- Beth Mynatt, Professor and Director, Georgia Tech Institute for People and Technology
- Harry Reynolds, Director, Health Industry Transformation, IBM
- Leanne West, Chief Engineer of Pediatric Technologies
- Bill Todd (moderator), Professor of the Practice, Georgia Tech Scheller College of Business
Panelists shared their perspectives on what it takes to make partnerships like the Georgia Tech – Children’s Healthcare of Atlanta partnership successful, and urged congressional staffers to refresh their thinking about healthcare delivery.
“The saying goes, ‘It takes a village,’ and the village used to be defined as people,” said Reynolds who oversees the healthcare and life sciences industries for IBM all over the world. “Now the ‘village’ is defined as an ecosystem of information and capabilities that come in the form of technology.”
Reynolds commended the panelists for being equally innovative and practical, pointing to the “Quick Wins” approach to bring innovative technologies to clinicians within 18 months. Read more about Quick Wins and the Children’s and Georgia Tech partnership here.
Panelists Patrick Frias and Leanne West spoke to the importance of federal funding for research. “Extramural funding is so important because we leverage that work for other applications,” said West, who often identifies existing research on campus that can be used to help meet a totally unrelated need in pediatric healthcare.
In the afternoon, Tech held a briefing for staffers from the Georgia Congressional Delegation about the status of health information technology in our state. Mynatt, a leading expert in this area, was joined by Sherry Farruggia, Georgia Tech strategic partners officer, Margarita Gonzales, principal investigator for the Georgia Tech-Georgia Department of Community Health research program, and Kim Isett, associate professor in Tech’s School of Public Policy.
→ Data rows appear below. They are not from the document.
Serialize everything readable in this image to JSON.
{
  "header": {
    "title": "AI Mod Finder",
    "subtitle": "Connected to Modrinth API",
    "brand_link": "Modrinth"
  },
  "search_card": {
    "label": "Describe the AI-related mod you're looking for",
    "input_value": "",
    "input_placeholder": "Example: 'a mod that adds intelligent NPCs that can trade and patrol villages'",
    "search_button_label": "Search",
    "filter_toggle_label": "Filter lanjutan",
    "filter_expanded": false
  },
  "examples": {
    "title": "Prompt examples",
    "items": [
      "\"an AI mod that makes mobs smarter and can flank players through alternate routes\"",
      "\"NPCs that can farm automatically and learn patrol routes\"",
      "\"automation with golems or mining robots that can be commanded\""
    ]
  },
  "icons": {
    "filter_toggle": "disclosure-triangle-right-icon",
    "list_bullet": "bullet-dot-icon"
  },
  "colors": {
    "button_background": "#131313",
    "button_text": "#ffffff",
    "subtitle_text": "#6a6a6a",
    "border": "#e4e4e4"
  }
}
“In Georgia, we are in a good position to do advance health IT innovation and the industry quickly,” said Georgia Tech executive vice president for research Stephen Cross, who facilitated the discussion. “Our state has been called “the nation’s health IT capitol,” with over 200 health IT companies. The Metro Atlanta Chamber of Commerce estimates that Georgia’s health IT sector employs nearly 16,000 people, and that the sector’s primary companies are growing rapidly.”
The panel described a successful pilot health information exchange for cancer patients in Rome, Ga., which served as a case in point for the powerful model of partnership between state, federal, and university entities. Read about the project.
Panelists underscored the importance of addressing challenges related to interoperability and access to data. Additionally, the panel encouraged staffers to consider Georgia Tech a partner for decision support, and to think about the format and type of data that would be helpful as they develop new policies.
The Washington, D.C. roundtables are part of an ongoing advocacy campaign supporting Georgia Tech’s strategic plan. “Our presence in D.C. has never been greater,” said Georgia Tech director of federal relations Robert Knotts, “It is important to continue to show our leaders in the federal government that when they ask, ‘what does Georgia Tech think,’ they will receive information and testimony exactly appropriate to helping them address major issues facing our state and nation.”